The Bruins converted 43 out of 250 power play opportunities during the regulation season, with a 17.2 efficiency rate that ranked them smack-dab in the middle of league at 15th overall. Such numbers indicate that Boston’s man advantage probably won’t be a huge part of whatever success it has in the playoffs, but striking more often on huge opportunities like the ones they had last night would make things a lot easier.
You probably know the drill: injury updates are murky in the NHL basically from the moment a puck drops.
We’ll learn more once the 2015-16 season begins, but at the moment, Saturday might have served as a costly night for the Tampa Bay Lightning. Both Tyler Johnson and Alex Killorn went down with injuries stemming from a 3-2 pre-season win against the Florida Panthers.
“Guys were dropping like flies,” Steven Stamkos told the Tamba Bay Times.
These could be minor situations – just about any ailment will sideline a key asset this time of year – yet one cannot help but wonder if the Lightning might limp into this campaign.
Nikita Kucherov is dealing with his own issues, so that means at least minor issues for one half of the Bolts’ top six forwards.
It’s believed that more will be known about these banged-up Bolts sometime on Sunday.
With knee issues still limiting him, Raffi Torres isn’t as mobile as he once was. Apparently he still moves well enough to leave the usual path of destruction.

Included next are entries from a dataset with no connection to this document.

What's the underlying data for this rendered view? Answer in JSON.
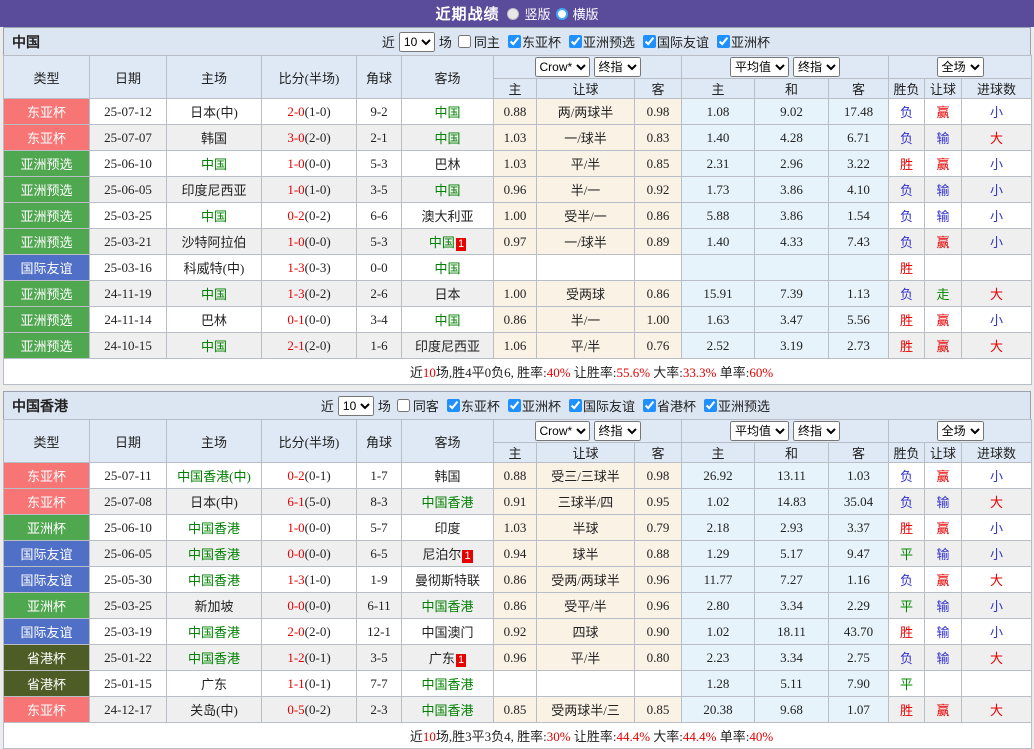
{
  "titlebar": {
    "title": "近期战绩",
    "vertical": "竖版",
    "horizontal": "横版",
    "selected": "横版"
  },
  "table_header": {
    "cols": [
      "类型",
      "日期",
      "主场",
      "比分(半场)",
      "角球",
      "客场"
    ],
    "dropdowns": {
      "bookmaker": "Crow*",
      "book_stage": "终指",
      "average": "平均值",
      "avg_stage": "终指",
      "scope": "全场"
    },
    "sub": [
      "主",
      "让球",
      "客",
      "主",
      "和",
      "客",
      "胜负",
      "让球",
      "进球数"
    ]
  },
  "type_class": {
    "东亚杯": "t-eac",
    "亚洲预选": "t-asia",
    "亚洲杯": "t-asia",
    "国际友谊": "t-fr",
    "省港杯": "t-sg"
  },
  "result_class": {
    "胜": "win",
    "赢": "win",
    "大": "win",
    "负": "lose",
    "输": "lose",
    "小": "lose",
    "平": "draw",
    "走": "draw"
  },
  "colors": {
    "titlebar_bg": "#5b4b9b",
    "filterbar_bg": "#dce6f2",
    "header_bg": "#dfe9f5",
    "row_alt_bg": "#efefef",
    "odds_bg": "#fbf2e6",
    "avg_bg": "#e6f3fa",
    "east_asia_cup": "#f87575",
    "asia_green": "#4fa74f",
    "friendly_blue": "#5070c8",
    "shenggang_olive": "#4e5c26",
    "red": "#e60000",
    "blue": "#3333cc",
    "green": "#008800",
    "team_green": "#008000"
  },
  "sections": [
    {
      "name": "中国",
      "filter": {
        "near": "近",
        "count": "10",
        "games": "场",
        "same": "同主",
        "cups": [
          "东亚杯",
          "亚洲预选",
          "国际友谊",
          "亚洲杯"
        ]
      },
      "rows": [
        {
          "t": "东亚杯",
          "d": "25-07-12",
          "h": "日本(中)",
          "hg": false,
          "hb": "",
          "s": "2-0",
          "sh": "(1-0)",
          "c": "9-2",
          "a": "中国",
          "ag": true,
          "ab": "",
          "o1": "0.88",
          "hc": "两/两球半",
          "o2": "0.98",
          "a1": "1.08",
          "a2": "9.02",
          "a3": "17.48",
          "r": "负",
          "hr": "赢",
          "g": "小"
        },
        {
          "t": "东亚杯",
          "d": "25-07-07",
          "h": "韩国",
          "hg": false,
          "hb": "",
          "s": "3-0",
          "sh": "(2-0)",
          "c": "2-1",
          "a": "中国",
          "ag": true,
          "ab": "",
          "o1": "1.03",
          "hc": "一/球半",
          "o2": "0.83",
          "a1": "1.40",
          "a2": "4.28",
          "a3": "6.71",
          "r": "负",
          "hr": "输",
          "g": "大"
        },
        {
          "t": "亚洲预选",
          "d": "25-06-10",
          "h": "中国",
          "hg": true,
          "hb": "",
          "s": "1-0",
          "sh": "(0-0)",
          "c": "5-3",
          "a": "巴林",
          "ag": false,
          "ab": "",
          "o1": "1.03",
          "hc": "平/半",
          "o2": "0.85",
          "a1": "2.31",
          "a2": "2.96",
          "a3": "3.22",
          "r": "胜",
          "hr": "赢",
          "g": "小"
        },
        {
          "t": "亚洲预选",
          "d": "25-06-05",
          "h": "印度尼西亚",
          "hg": false,
          "hb": "",
          "s": "1-0",
          "sh": "(1-0)",
          "c": "3-5",
          "a": "中国",
          "ag": true,
          "ab": "",
          "o1": "0.96",
          "hc": "半/一",
          "o2": "0.92",
          "a1": "1.73",
          "a2": "3.86",
          "a3": "4.10",
          "r": "负",
          "hr": "输",
          "g": "小"
        },
        {
          "t": "亚洲预选",
          "d": "25-03-25",
          "h": "中国",
          "hg": true,
          "hb": "",
          "s": "0-2",
          "sh": "(0-2)",
          "c": "6-6",
          "a": "澳大利亚",
          "ag": false,
          "ab": "",
          "o1": "1.00",
          "hc": "受半/一",
          "o2": "0.86",
          "a1": "5.88",
          "a2": "3.86",
          "a3": "1.54",
          "r": "负",
          "hr": "输",
          "g": "小"
        },
        {
          "t": "亚洲预选",
          "d": "25-03-21",
          "h": "沙特阿拉伯",
          "hg": false,
          "hb": "",
          "s": "1-0",
          "sh": "(0-0)",
          "c": "5-3",
          "a": "中国",
          "ag": true,
          "ab": "1",
          "o1": "0.97",
          "hc": "一/球半",
          "o2": "0.89",
          "a1": "1.40",
          "a2": "4.33",
          "a3": "7.43",
          "r": "负",
          "hr": "赢",
          "g": "小"
        },
        {
          "t": "国际友谊",
          "d": "25-03-16",
          "h": "科威特(中)",
          "hg": false,
          "hb": "",
          "s": "1-3",
          "sh": "(0-3)",
          "c": "0-0",
          "a": "中国",
          "ag": true,
          "ab": "",
          "o1": "",
          "hc": "",
          "o2": "",
          "a1": "",
          "a2": "",
          "a3": "",
          "r": "胜",
          "hr": "",
          "g": ""
        },
        {
          "t": "亚洲预选",
          "d": "24-11-19",
          "h": "中国",
          "hg": true,
          "hb": "",
          "s": "1-3",
          "sh": "(0-2)",
          "c": "2-6",
          "a": "日本",
          "ag": false,
          "ab": "",
          "o1": "1.00",
          "hc": "受两球",
          "o2": "0.86",
          "a1": "15.91",
          "a2": "7.39",
          "a3": "1.13",
          "r": "负",
          "hr": "走",
          "g": "大"
        },
        {
          "t": "亚洲预选",
          "d": "24-11-14",
          "h": "巴林",
          "hg": false,
          "hb": "",
          "s": "0-1",
          "sh": "(0-0)",
          "c": "3-4",
          "a": "中国",
          "ag": true,
          "ab": "",
          "o1": "0.86",
          "hc": "半/一",
          "o2": "1.00",
          "a1": "1.63",
          "a2": "3.47",
          "a3": "5.56",
          "r": "胜",
          "hr": "赢",
          "g": "小"
        },
        {
          "t": "亚洲预选",
          "d": "24-10-15",
          "h": "中国",
          "hg": true,
          "hb": "",
          "s": "2-1",
          "sh": "(2-0)",
          "c": "1-6",
          "a": "印度尼西亚",
          "ag": false,
          "ab": "",
          "o1": "1.06",
          "hc": "平/半",
          "o2": "0.76",
          "a1": "2.52",
          "a2": "3.19",
          "a3": "2.73",
          "r": "胜",
          "hr": "赢",
          "g": "大"
        }
      ],
      "summary": [
        [
          "近",
          ""
        ],
        [
          "10",
          "r"
        ],
        [
          "场,胜4平0负6, 胜率:",
          ""
        ],
        [
          "40%",
          "r"
        ],
        [
          " 让胜率:",
          ""
        ],
        [
          "55.6%",
          "r"
        ],
        [
          " 大率:",
          ""
        ],
        [
          "33.3%",
          "r"
        ],
        [
          " 单率:",
          ""
        ],
        [
          "60%",
          "r"
        ]
      ]
    },
    {
      "name": "中国香港",
      "filter": {
        "near": "近",
        "count": "10",
        "games": "场",
        "same": "同客",
        "cups": [
          "东亚杯",
          "亚洲杯",
          "国际友谊",
          "省港杯",
          "亚洲预选"
        ]
      },
      "rows": [
        {
          "t": "东亚杯",
          "d": "25-07-11",
          "h": "中国香港(中)",
          "hg": true,
          "hb": "",
          "s": "0-2",
          "sh": "(0-1)",
          "c": "1-7",
          "a": "韩国",
          "ag": false,
          "ab": "",
          "o1": "0.88",
          "hc": "受三/三球半",
          "o2": "0.98",
          "a1": "26.92",
          "a2": "13.11",
          "a3": "1.03",
          "r": "负",
          "hr": "赢",
          "g": "小"
        },
        {
          "t": "东亚杯",
          "d": "25-07-08",
          "h": "日本(中)",
          "hg": false,
          "hb": "",
          "s": "6-1",
          "sh": "(5-0)",
          "c": "8-3",
          "a": "中国香港",
          "ag": true,
          "ab": "",
          "o1": "0.91",
          "hc": "三球半/四",
          "o2": "0.95",
          "a1": "1.02",
          "a2": "14.83",
          "a3": "35.04",
          "r": "负",
          "hr": "输",
          "g": "大"
        },
        {
          "t": "亚洲杯",
          "d": "25-06-10",
          "h": "中国香港",
          "hg": true,
          "hb": "",
          "s": "1-0",
          "sh": "(0-0)",
          "c": "5-7",
          "a": "印度",
          "ag": false,
          "ab": "",
          "o1": "1.03",
          "hc": "半球",
          "o2": "0.79",
          "a1": "2.18",
          "a2": "2.93",
          "a3": "3.37",
          "r": "胜",
          "hr": "赢",
          "g": "小"
        },
        {
          "t": "国际友谊",
          "d": "25-06-05",
          "h": "中国香港",
          "hg": true,
          "hb": "",
          "s": "0-0",
          "sh": "(0-0)",
          "c": "6-5",
          "a": "尼泊尔",
          "ag": false,
          "ab": "1",
          "o1": "0.94",
          "hc": "球半",
          "o2": "0.88",
          "a1": "1.29",
          "a2": "5.17",
          "a3": "9.47",
          "r": "平",
          "hr": "输",
          "g": "小"
        },
        {
          "t": "国际友谊",
          "d": "25-05-30",
          "h": "中国香港",
          "hg": true,
          "hb": "",
          "s": "1-3",
          "sh": "(1-0)",
          "c": "1-9",
          "a": "曼彻斯特联",
          "ag": false,
          "ab": "",
          "o1": "0.86",
          "hc": "受两/两球半",
          "o2": "0.96",
          "a1": "11.77",
          "a2": "7.27",
          "a3": "1.16",
          "r": "负",
          "hr": "赢",
          "g": "大"
        },
        {
          "t": "亚洲杯",
          "d": "25-03-25",
          "h": "新加坡",
          "hg": false,
          "hb": "",
          "s": "0-0",
          "sh": "(0-0)",
          "c": "6-11",
          "a": "中国香港",
          "ag": true,
          "ab": "",
          "o1": "0.86",
          "hc": "受平/半",
          "o2": "0.96",
          "a1": "2.80",
          "a2": "3.34",
          "a3": "2.29",
          "r": "平",
          "hr": "输",
          "g": "小"
        },
        {
          "t": "国际友谊",
          "d": "25-03-19",
          "h": "中国香港",
          "hg": true,
          "hb": "",
          "s": "2-0",
          "sh": "(2-0)",
          "c": "12-1",
          "a": "中国澳门",
          "ag": false,
          "ab": "",
          "o1": "0.92",
          "hc": "四球",
          "o2": "0.90",
          "a1": "1.02",
          "a2": "18.11",
          "a3": "43.70",
          "r": "胜",
          "hr": "输",
          "g": "小"
        },
        {
          "t": "省港杯",
          "d": "25-01-22",
          "h": "中国香港",
          "hg": true,
          "hb": "",
          "s": "1-2",
          "sh": "(0-1)",
          "c": "3-5",
          "a": "广东",
          "ag": false,
          "ab": "1",
          "o1": "0.96",
          "hc": "平/半",
          "o2": "0.80",
          "a1": "2.23",
          "a2": "3.34",
          "a3": "2.75",
          "r": "负",
          "hr": "输",
          "g": "大"
        },
        {
          "t": "省港杯",
          "d": "25-01-15",
          "h": "广东",
          "hg": false,
          "hb": "",
          "s": "1-1",
          "sh": "(0-1)",
          "c": "7-7",
          "a": "中国香港",
          "ag": true,
          "ab": "",
          "o1": "",
          "hc": "",
          "o2": "",
          "a1": "1.28",
          "a2": "5.11",
          "a3": "7.90",
          "r": "平",
          "hr": "",
          "g": ""
        },
        {
          "t": "东亚杯",
          "d": "24-12-17",
          "h": "关岛(中)",
          "hg": false,
          "hb": "",
          "s": "0-5",
          "sh": "(0-2)",
          "c": "2-3",
          "a": "中国香港",
          "ag": true,
          "ab": "",
          "o1": "0.85",
          "hc": "受两球半/三",
          "o2": "0.85",
          "a1": "20.38",
          "a2": "9.68",
          "a3": "1.07",
          "r": "胜",
          "hr": "赢",
          "g": "大"
        }
      ],
      "summary": [
        [
          "近",
          ""
        ],
        [
          "10",
          "r"
        ],
        [
          "场,胜3平3负4, 胜率:",
          ""
        ],
        [
          "30%",
          "r"
        ],
        [
          " 让胜率:",
          ""
        ],
        [
          "44.4%",
          "r"
        ],
        [
          " 大率:",
          ""
        ],
        [
          "44.4%",
          "r"
        ],
        [
          " 单率:",
          ""
        ],
        [
          "40%",
          "r"
        ]
      ]
    }
  ]
}
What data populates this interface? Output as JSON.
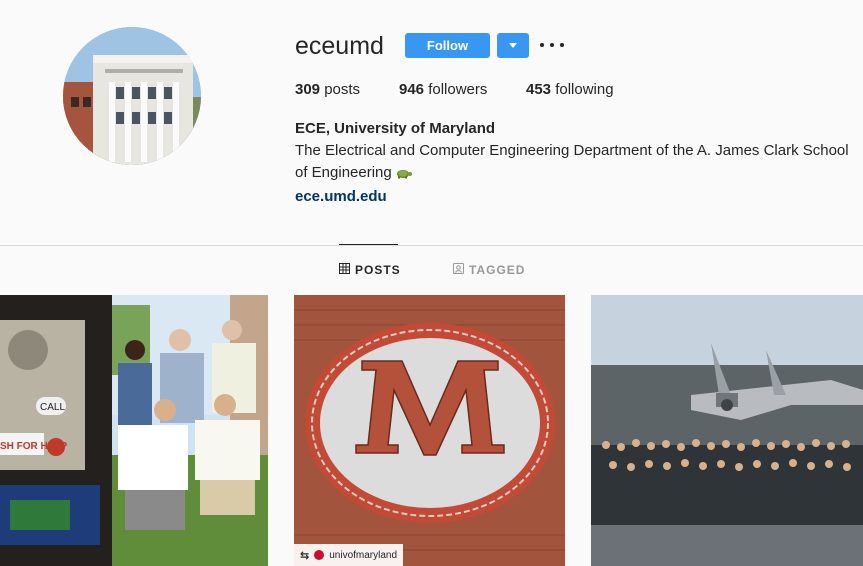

It’s the pre-season, so it’s unclear if we’ll get a good look at the check, but Torres received a match penalty for his hit on Anaheim Ducks forward Jakob Silfverberg.
Most accounts were pretty critical of the San Jose Sharks’ chief troublemaker:
It’s too early to tell if Silfverberg is injured. If he is, that’s a significant loss for the Ducks, as he really showed signs of fulfilling his promise (especially during the 2015 playoffs).
As far as Torres goes, he’s hoping to play in the Sharks’ season-opener. Wherever he ends up, he’ll certainly make plenty of enemies on the ice.
Whether it was because of that hit or just the general distaste shared by those sides, it sounds like tonight’s Sharks – Ducks exhibition is getting ugly, in general:
This post will be updated if video of the hit becomes available, and also if we get a better idea of Silfverberg’s condition.
Update: Bullet dodged?